The property characteristics are entered into a computerized system. The computer aids the appraiser in estimating the property value. Information from actual sales is used to update the computer model and set the table schedules which are used to update your market value. The market value estimated by the assessor should be at, or very close to, the amount the property would sell for if placed on the open market. The State Board of Equalization requires the overall level of assessment to be between 90% and 105% of market value. Assessors in Carver County consistently meet this standard.
A Value Notice is mailed each spring to every property owner in Carver County. The assessment on January 2 forms the basis for the following year's real estate taxes. That is, the value and classification set by the Assessor on January 2, 2008, is used to calculate the taxes payable in the year 2009.
How You Can Appeal Your Market Value and Property Class
If you disagree with your estimated market value or classification, you may appeal in one of the following ways:
Step One: City or Town Board of Review
Your first official opportunity to appeal your property valuation or class is at the City or Town Board of Review. It is suggested that you call the Assessor's office at the telephone number listed on your Value Notice, and discuss your concerns and ask any questions you may have. You may ask for an appointment for a physical review of your property. You may make your appeal in person, through a designated representative, or by sending a letter. If your appeal is unsuccessful, proceed to step two. NOTE: If you do not first appeal to the local Board of Review, your appeal cannot be heard by the County Board of Equalization.
Step Two: County Board of Equalization
Appeals to the County Board of Equalization can be made in person, through a designated representative or by sending a letter. To schedule an appointment for your appeal, call the County Auditor's office at the number shown on your Value Notice. If you are dissatisfied with the results of your appeal to the County Board of Equalization, you may continue your appeal to step three, the Minnesota Tax Court.
Step Three: Tax Court
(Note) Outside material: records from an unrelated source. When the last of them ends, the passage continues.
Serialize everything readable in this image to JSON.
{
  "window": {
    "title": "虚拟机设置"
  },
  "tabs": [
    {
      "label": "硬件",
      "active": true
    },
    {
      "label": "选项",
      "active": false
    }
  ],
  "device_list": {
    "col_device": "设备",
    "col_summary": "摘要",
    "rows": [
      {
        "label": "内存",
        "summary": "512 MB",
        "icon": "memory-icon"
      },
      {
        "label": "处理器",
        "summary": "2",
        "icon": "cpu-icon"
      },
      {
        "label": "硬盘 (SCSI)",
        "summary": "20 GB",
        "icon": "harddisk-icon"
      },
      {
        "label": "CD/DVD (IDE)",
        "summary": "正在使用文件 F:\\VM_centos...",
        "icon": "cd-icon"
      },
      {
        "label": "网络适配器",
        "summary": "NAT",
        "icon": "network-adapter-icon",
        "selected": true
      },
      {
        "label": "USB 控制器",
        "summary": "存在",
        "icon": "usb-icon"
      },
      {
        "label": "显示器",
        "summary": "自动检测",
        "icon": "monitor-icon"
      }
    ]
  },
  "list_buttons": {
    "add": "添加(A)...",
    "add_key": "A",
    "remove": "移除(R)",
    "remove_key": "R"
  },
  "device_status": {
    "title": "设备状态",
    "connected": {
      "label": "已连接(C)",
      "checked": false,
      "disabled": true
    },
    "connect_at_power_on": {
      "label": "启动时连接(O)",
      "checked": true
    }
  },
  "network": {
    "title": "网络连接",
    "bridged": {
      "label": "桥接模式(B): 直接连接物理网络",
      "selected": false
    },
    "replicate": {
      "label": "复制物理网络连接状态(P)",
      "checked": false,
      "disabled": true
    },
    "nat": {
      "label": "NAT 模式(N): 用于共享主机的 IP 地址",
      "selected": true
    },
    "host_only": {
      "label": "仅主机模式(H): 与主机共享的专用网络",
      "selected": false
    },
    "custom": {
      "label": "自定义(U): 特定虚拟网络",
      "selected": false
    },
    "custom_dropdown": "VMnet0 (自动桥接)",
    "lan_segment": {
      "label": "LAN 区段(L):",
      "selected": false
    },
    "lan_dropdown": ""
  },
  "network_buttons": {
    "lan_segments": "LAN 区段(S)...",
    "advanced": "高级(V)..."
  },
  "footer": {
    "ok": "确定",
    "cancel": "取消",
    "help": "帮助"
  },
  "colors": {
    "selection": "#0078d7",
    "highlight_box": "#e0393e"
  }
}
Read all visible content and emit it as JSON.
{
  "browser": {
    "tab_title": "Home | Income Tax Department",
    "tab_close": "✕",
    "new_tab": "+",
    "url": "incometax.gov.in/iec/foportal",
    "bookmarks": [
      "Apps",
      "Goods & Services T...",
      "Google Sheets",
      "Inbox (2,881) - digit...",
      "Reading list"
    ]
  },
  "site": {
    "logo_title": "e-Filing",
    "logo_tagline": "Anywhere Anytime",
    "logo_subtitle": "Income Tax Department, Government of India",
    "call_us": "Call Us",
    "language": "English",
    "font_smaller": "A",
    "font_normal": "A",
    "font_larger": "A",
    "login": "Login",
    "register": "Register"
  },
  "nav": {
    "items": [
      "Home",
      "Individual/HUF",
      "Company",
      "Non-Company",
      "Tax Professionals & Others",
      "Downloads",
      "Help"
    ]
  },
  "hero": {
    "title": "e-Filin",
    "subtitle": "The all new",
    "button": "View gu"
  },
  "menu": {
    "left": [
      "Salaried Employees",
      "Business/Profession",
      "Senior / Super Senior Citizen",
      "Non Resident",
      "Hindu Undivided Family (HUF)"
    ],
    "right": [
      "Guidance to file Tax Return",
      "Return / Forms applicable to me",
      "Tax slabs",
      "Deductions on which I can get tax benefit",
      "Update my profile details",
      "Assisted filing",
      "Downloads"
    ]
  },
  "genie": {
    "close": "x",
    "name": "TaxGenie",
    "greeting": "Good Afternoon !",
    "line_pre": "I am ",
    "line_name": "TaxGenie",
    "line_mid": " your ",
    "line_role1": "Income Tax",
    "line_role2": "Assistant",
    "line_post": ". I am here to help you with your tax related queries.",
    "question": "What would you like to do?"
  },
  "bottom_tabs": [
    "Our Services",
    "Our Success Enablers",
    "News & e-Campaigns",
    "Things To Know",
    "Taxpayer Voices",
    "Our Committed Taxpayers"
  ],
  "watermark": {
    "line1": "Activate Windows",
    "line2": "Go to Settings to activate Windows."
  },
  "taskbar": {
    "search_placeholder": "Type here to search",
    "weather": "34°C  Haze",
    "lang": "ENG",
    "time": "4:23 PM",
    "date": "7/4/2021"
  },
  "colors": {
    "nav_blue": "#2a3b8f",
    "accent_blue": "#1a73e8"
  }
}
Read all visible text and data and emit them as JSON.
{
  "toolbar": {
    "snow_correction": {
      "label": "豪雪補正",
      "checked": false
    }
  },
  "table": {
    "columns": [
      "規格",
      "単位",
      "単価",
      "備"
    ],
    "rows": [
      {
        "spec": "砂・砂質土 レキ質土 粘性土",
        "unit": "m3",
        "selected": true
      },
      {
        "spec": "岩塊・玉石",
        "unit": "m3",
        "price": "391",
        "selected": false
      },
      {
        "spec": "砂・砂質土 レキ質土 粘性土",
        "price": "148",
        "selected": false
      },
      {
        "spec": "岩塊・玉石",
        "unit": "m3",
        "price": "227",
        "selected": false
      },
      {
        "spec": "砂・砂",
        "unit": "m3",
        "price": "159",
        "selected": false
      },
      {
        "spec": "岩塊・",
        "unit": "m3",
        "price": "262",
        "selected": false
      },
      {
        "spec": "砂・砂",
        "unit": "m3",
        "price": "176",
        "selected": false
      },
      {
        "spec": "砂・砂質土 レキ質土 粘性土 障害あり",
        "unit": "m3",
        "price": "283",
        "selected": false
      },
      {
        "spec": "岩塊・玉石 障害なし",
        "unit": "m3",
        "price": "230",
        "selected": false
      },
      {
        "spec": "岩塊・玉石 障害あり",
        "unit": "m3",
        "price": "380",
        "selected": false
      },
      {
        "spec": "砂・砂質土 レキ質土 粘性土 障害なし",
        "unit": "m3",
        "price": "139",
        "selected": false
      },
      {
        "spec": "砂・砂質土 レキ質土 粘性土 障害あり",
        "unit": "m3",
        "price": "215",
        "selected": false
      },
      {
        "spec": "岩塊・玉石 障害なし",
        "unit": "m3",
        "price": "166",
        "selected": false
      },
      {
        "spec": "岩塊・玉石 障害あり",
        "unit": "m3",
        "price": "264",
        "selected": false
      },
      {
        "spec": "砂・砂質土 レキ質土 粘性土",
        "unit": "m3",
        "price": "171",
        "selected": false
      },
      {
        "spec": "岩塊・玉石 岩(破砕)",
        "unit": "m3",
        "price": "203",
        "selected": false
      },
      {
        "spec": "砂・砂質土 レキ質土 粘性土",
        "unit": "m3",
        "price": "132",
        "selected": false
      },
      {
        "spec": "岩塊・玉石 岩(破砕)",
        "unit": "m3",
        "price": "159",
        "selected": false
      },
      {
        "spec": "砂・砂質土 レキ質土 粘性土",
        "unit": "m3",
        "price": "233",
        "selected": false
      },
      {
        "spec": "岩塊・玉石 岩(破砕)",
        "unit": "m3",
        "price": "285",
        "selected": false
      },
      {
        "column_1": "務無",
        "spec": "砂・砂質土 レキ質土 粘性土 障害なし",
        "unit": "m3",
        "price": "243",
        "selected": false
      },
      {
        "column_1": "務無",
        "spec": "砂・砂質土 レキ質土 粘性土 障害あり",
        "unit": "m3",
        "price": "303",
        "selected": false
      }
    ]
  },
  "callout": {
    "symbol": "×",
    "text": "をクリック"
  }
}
There are two divisions of the Minnesota Tax Court: The Small Claims and Regular Division.
The Small Claims Division will hear appeals involving homestead property providing there is only one dwelling unit per parcel per petition, or any property with an estimated market value of less than $300,000. The Small Claims Division is quite informal with a more relaxed atmosphere than the Regular Division. The proceedings are not recorded and the decisions do not set legal precedent. All decisions of the Small Claims Division are final and cannot be appealed to another court. The cost of filing may be obtained by calling the Carver County Court Administrator's number.
The Regular Division will hear all appeals. The Regular Division is more formal than the Small Claims Division. Taxpayers are often represented by an attorney. Ordinary rules of court and evidence apply and the proceedings are recorded. Decisions of the Regular Division can be appealed to a higher court. The cost of filing an appeal may be obtained by calling the Carver County Court Administrator's number.
Appeals may be made directly to the Regular Division of the Minnesota Tax Court without utilizing the City or Town Board of Review and the County Board of Equalization. The Regular Division is described above.
Information About Filing in Tax Court
All appeals to Tax Court must be filed on or before April 30th of the year the tax becomes payable. Specific instructions on how to appeal to Tax Court, as well as forms for same, can be obtained by visiting the Minnesota Tax Court website, by contacting the Minnesota Tax Court at 25 Constitution Avenue, St. Paul, MN 55155, or from the Carver County Court Administrator's office.
For more information on the assessment process, you may contact the Minnesota Department of Revenue at www.taxes.state.mn.us.